* I'm using something slightly more benevolent than "3d6 in order" to begin with (average 10.5 for each ability score). If you're using 4d6 drop lowest, this works even better to create heroic PCs. An average ability score of 12.2 is very close to 1-in-6 chances. And it would work perfectly for Knave too, as the abilities average more than 11.

To smooth things out, there is ALWAYS a chance of success or failure. If you roll a natural 20 and still fail, you can try again with a +10 bonus. Conversely, if you roll a natural 1 and would still succeed (e.g., a level 14 thief with 16 Dexterity), you must roll again with a -10 penalty or fail.

This solution seems decent for climbing, jumping, hiding, tracking, finding, etc. Use 25 for intermediate tasks or "minor tests" (e.g., open doors), 20 for most simple tasks (almost equivalent to "d20 roll under"), 35 for the nearly impossible (e.g. "bend bars" or the thief lesser skills such as hear noise and read languages).

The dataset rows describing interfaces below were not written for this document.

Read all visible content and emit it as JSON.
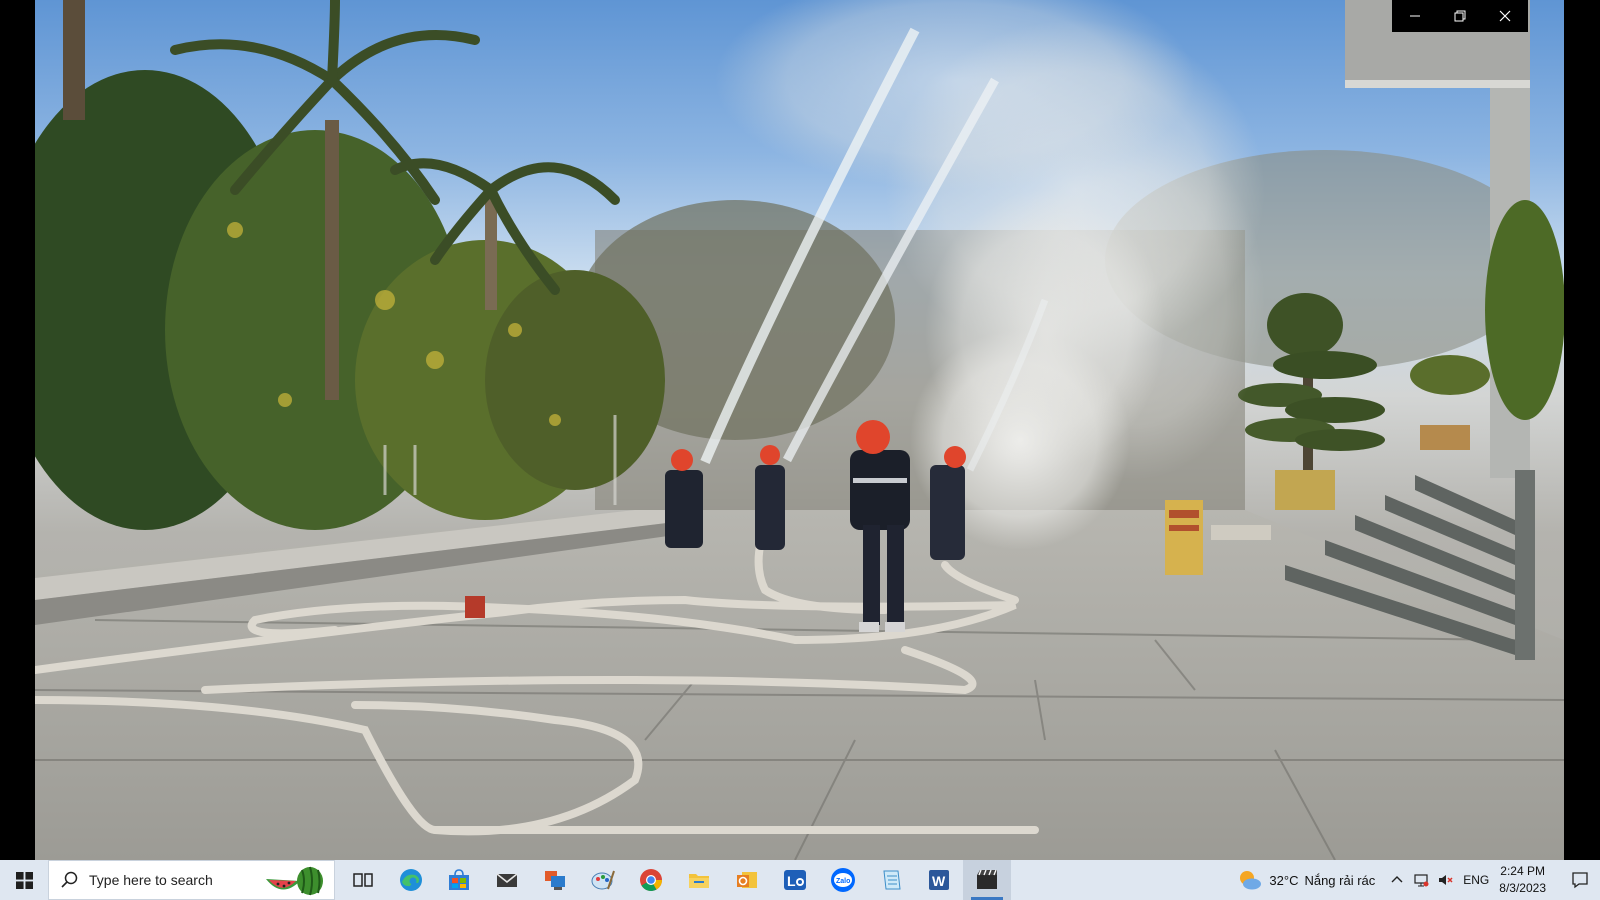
{
  "window": {
    "minimize_icon": "minimize-icon",
    "restore_icon": "restore-icon",
    "close_icon": "close-icon"
  },
  "taskbar": {
    "search_placeholder": "Type here to search",
    "apps": [
      {
        "name": "task-view-icon"
      },
      {
        "name": "edge-icon"
      },
      {
        "name": "store-icon"
      },
      {
        "name": "mail-icon"
      },
      {
        "name": "remote-desktop-icon"
      },
      {
        "name": "paint-icon"
      },
      {
        "name": "chrome-icon"
      },
      {
        "name": "file-explorer-icon"
      },
      {
        "name": "outlook-icon"
      },
      {
        "name": "lifesize-icon"
      },
      {
        "name": "zalo-icon",
        "label": "Zalo"
      },
      {
        "name": "notepad-icon"
      },
      {
        "name": "word-icon",
        "label": "W"
      },
      {
        "name": "video-editor-icon",
        "active": true
      }
    ],
    "tray": {
      "temperature": "32°C",
      "weather_text": "Nắng rải rác",
      "language": "ENG",
      "time": "2:24 PM",
      "date": "8/3/2023"
    }
  },
  "colors": {
    "taskbar_bg": "#dfe7f1",
    "accent": "#3a78c3",
    "helmet": "#e0452c"
  }
}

The DC for surviving Resurrection/System shock is 15. Very close to AD&D.

The DC to understand spells is 20. Close to AD&D again.

I'm not sure I would use this for spellcasting and combat, however; the difference from B/X would be too great. Which is a downside compared to Dark Fantasy Basic, that uses a single system for everything.

Curiously, I think something similar to this could work well even for 5e D&D. Add 10 to the usual DCs (use 22 to 24 as default), reduce the proficiency bonus (maybe 1/4 level, apply to all saves and skills, half level+2 if you have expertise). If you are not familiar with 5e, this would require a longer explanation, which I'll avoid here since I'm not playing 5e anymore. But it could easily be the basis for a minimalist version of 5e.

Well, I like it. Maybe I should use it if I write something AD&Dish in the future...